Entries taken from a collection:
--- START ---

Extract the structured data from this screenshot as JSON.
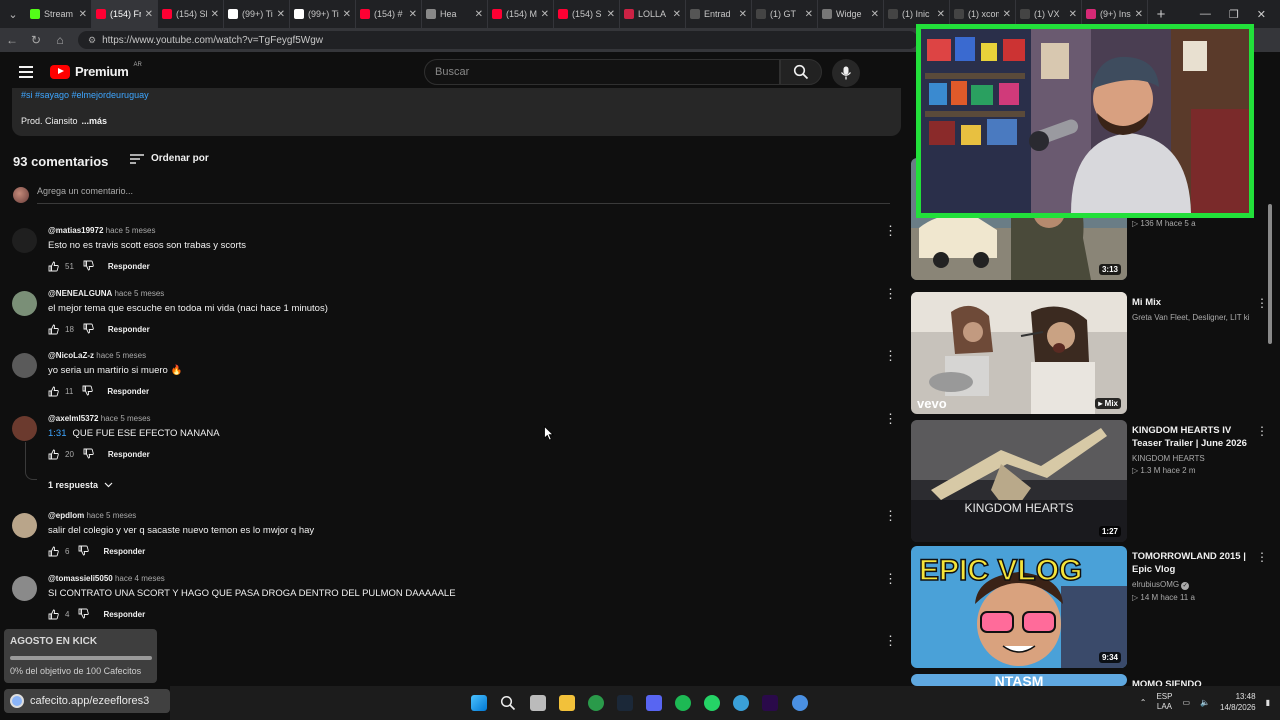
{
  "browser": {
    "tabs": [
      {
        "title": "Stream",
        "color": "#53fc18"
      },
      {
        "title": "(154) Fr",
        "color": "#ff0033",
        "active": true
      },
      {
        "title": "(154) Sl",
        "color": "#ff0033"
      },
      {
        "title": "(99+) Ti",
        "color": "#ffffff"
      },
      {
        "title": "(99+) Ti",
        "color": "#ffffff"
      },
      {
        "title": "(154) #",
        "color": "#ff0033"
      },
      {
        "title": "Hea",
        "color": "#888888"
      },
      {
        "title": "(154) M",
        "color": "#ff0033"
      },
      {
        "title": "(154) S",
        "color": "#ff0033"
      },
      {
        "title": "LOLLA",
        "color": "#cc2244"
      },
      {
        "title": "Entrad",
        "color": "#555555"
      },
      {
        "title": "(1) GT",
        "color": "#444444"
      },
      {
        "title": "Widge",
        "color": "#777777"
      },
      {
        "title": "(1) Inic",
        "color": "#444444"
      },
      {
        "title": "(1) xcom",
        "color": "#444444"
      },
      {
        "title": "(1) VX",
        "color": "#444444"
      },
      {
        "title": "(9+) Ins",
        "color": "#d62976"
      }
    ],
    "url": "https://www.youtube.com/watch?v=TgFeygf5Wgw"
  },
  "masthead": {
    "logo_text": "Premium",
    "country": "AR",
    "search_placeholder": "Buscar"
  },
  "description": {
    "tags": "#si #sayago #elmejordeuruguay",
    "credit": "Prod. Ciansito",
    "more": "...más"
  },
  "comments_section": {
    "count_label": "93 comentarios",
    "sort_label": "Ordenar por",
    "add_placeholder": "Agrega un comentario...",
    "reply_label": "Responder",
    "replies_toggle": "1 respuesta",
    "items": [
      {
        "user": "@matias19972",
        "time": "hace 5 meses",
        "text": "Esto no es travis scott esos son trabas y scorts",
        "likes": "51",
        "avatar_color": "#1f1f1f"
      },
      {
        "user": "@NENEALGUNA",
        "time": "hace 5 meses",
        "text": "el mejor tema que escuche en todoa mi vida (naci hace 1 minutos)",
        "likes": "18",
        "avatar_color": "#7a8f77"
      },
      {
        "user": "@NicoLaZ-z",
        "time": "hace 5 meses",
        "text": "yo seria un martirio si muero 🔥",
        "likes": "11",
        "avatar_color": "#5a5a5a"
      },
      {
        "user": "@axelml5372",
        "time": "hace 5 meses",
        "timestamp": "1:31",
        "text": "QUE FUE ESE EFECTO NANANA",
        "likes": "20",
        "avatar_color": "#6b3a2e"
      },
      {
        "user": "@epdlom",
        "time": "hace 5 meses",
        "text": "salir del colegio y ver q sacaste nuevo temon es lo mwjor q hay",
        "likes": "6",
        "avatar_color": "#b9a58a"
      },
      {
        "user": "@tomassieli5050",
        "time": "hace 4 meses",
        "text": "SI CONTRATO UNA SCORT Y HAGO QUE PASA DROGA DENTRO DEL PULMON DAAAAALE",
        "likes": "4",
        "avatar_color": "#8a8a8a"
      }
    ]
  },
  "overlays": {
    "kick_title": "AGOSTO EN KICK",
    "kick_goal": "0% del objetivo de 100 Cafecitos",
    "kick_progress": 0,
    "cafecito_label": "cafecito.app/ezeeflores3",
    "webcam_border_color": "#22e03a"
  },
  "sidebar": {
    "videos": [
      {
        "title": "",
        "channel": "",
        "stats": "▷ 136 M   hace 5 a",
        "duration": "3:13"
      },
      {
        "title": "Mi Mix",
        "channel": "Greta Van Fleet, Desligner, LIT kill...",
        "stats": "",
        "duration": "Mix",
        "thumb_text": "vevo"
      },
      {
        "title": "KINGDOM HEARTS IV Teaser Trailer | June 2026",
        "channel": "KINGDOM HEARTS",
        "stats": "▷ 1.3 M   hace 2 m",
        "duration": "1:27",
        "thumb_text": "KINGDOM HEARTS"
      },
      {
        "title": "TOMORROWLAND 2015 | Epic Vlog",
        "channel": "elrubiusOMG",
        "stats": "▷ 14 M   hace 11 a",
        "duration": "9:34",
        "thumb_text": "EPIC VLOG"
      },
      {
        "title": "MOMO SIENDO FANTASMA",
        "channel": "",
        "stats": "",
        "duration": "",
        "thumb_text": "NTASM"
      }
    ]
  },
  "taskbar": {
    "lang_1": "ESP",
    "lang_2": "LAA",
    "time": "13:48",
    "date": "14/8/2026"
  }
}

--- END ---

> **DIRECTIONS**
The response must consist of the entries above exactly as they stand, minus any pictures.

> **RESPONSE**
Extract the structured data from this screenshot as JSON.
{
  "browser": {
    "tabs": [
      {
        "title": "Stream",
        "color": "#53fc18"
      },
      {
        "title": "(154) Fr",
        "color": "#ff0033",
        "active": true
      },
      {
        "title": "(154) Sl",
        "color": "#ff0033"
      },
      {
        "title": "(99+) Ti",
        "color": "#ffffff"
      },
      {
        "title": "(99+) Ti",
        "color": "#ffffff"
      },
      {
        "title": "(154) #",
        "color": "#ff0033"
      },
      {
        "title": "Hea",
        "color": "#888888"
      },
      {
        "title": "(154) M",
        "color": "#ff0033"
      },
      {
        "title": "(154) S",
        "color": "#ff0033"
      },
      {
        "title": "LOLLA",
        "color": "#cc2244"
      },
      {
        "title": "Entrad",
        "color": "#555555"
      },
      {
        "title": "(1) GT",
        "color": "#444444"
      },
      {
        "title": "Widge",
        "color": "#777777"
      },
      {
        "title": "(1) Inic",
        "color": "#444444"
      },
      {
        "title": "(1) xcom",
        "color": "#444444"
      },
      {
        "title": "(1) VX",
        "color": "#444444"
      },
      {
        "title": "(9+) Ins",
        "color": "#d62976"
      }
    ],
    "url": "https://www.youtube.com/watch?v=TgFeygf5Wgw"
  },
  "masthead": {
    "logo_text": "Premium",
    "country": "AR",
    "search_placeholder": "Buscar"
  },
  "description": {
    "tags": "#si #sayago #elmejordeuruguay",
    "credit": "Prod. Ciansito",
    "more": "...más"
  },
  "comments_section": {
    "count_label": "93 comentarios",
    "sort_label": "Ordenar por",
    "add_placeholder": "Agrega un comentario...",
    "reply_label": "Responder",
    "replies_toggle": "1 respuesta",
    "items": [
      {
        "user": "@matias19972",
        "time": "hace 5 meses",
        "text": "Esto no es travis scott esos son trabas y scorts",
        "likes": "51",
        "avatar_color": "#1f1f1f"
      },
      {
        "user": "@NENEALGUNA",
        "time": "hace 5 meses",
        "text": "el mejor tema que escuche en todoa mi vida (naci hace 1 minutos)",
        "likes": "18",
        "avatar_color": "#7a8f77"
      },
      {
        "user": "@NicoLaZ-z",
        "time": "hace 5 meses",
        "text": "yo seria un martirio si muero 🔥",
        "likes": "11",
        "avatar_color": "#5a5a5a"
      },
      {
        "user": "@axelml5372",
        "time": "hace 5 meses",
        "timestamp": "1:31",
        "text": "QUE FUE ESE EFECTO NANANA",
        "likes": "20",
        "avatar_color": "#6b3a2e"
      },
      {
        "user": "@epdlom",
        "time": "hace 5 meses",
        "text": "salir del colegio y ver q sacaste nuevo temon es lo mwjor q hay",
        "likes": "6",
        "avatar_color": "#b9a58a"
      },
      {
        "user": "@tomassieli5050",
        "time": "hace 4 meses",
        "text": "SI CONTRATO UNA SCORT Y HAGO QUE PASA DROGA DENTRO DEL PULMON DAAAAALE",
        "likes": "4",
        "avatar_color": "#8a8a8a"
      }
    ]
  },
  "overlays": {
    "kick_title": "AGOSTO EN KICK",
    "kick_goal": "0% del objetivo de 100 Cafecitos",
    "kick_progress": 0,
    "cafecito_label": "cafecito.app/ezeeflores3",
    "webcam_border_color": "#22e03a"
  },
  "sidebar": {
    "videos": [
      {
        "title": "",
        "channel": "",
        "stats": "▷ 136 M   hace 5 a",
        "duration": "3:13"
      },
      {
        "title": "Mi Mix",
        "channel": "Greta Van Fleet, Desligner, LIT kill...",
        "stats": "",
        "duration": "Mix",
        "thumb_text": "vevo"
      },
      {
        "title": "KINGDOM HEARTS IV Teaser Trailer | June 2026",
        "channel": "KINGDOM HEARTS",
        "stats": "▷ 1.3 M   hace 2 m",
        "duration": "1:27",
        "thumb_text": "KINGDOM HEARTS"
      },
      {
        "title": "TOMORROWLAND 2015 | Epic Vlog",
        "channel": "elrubiusOMG",
        "stats": "▷ 14 M   hace 11 a",
        "duration": "9:34",
        "thumb_text": "EPIC VLOG"
      },
      {
        "title": "MOMO SIENDO FANTASMA",
        "channel": "",
        "stats": "",
        "duration": "",
        "thumb_text": "NTASM"
      }
    ]
  },
  "taskbar": {
    "lang_1": "ESP",
    "lang_2": "LAA",
    "time": "13:48",
    "date": "14/8/2026"
  }
}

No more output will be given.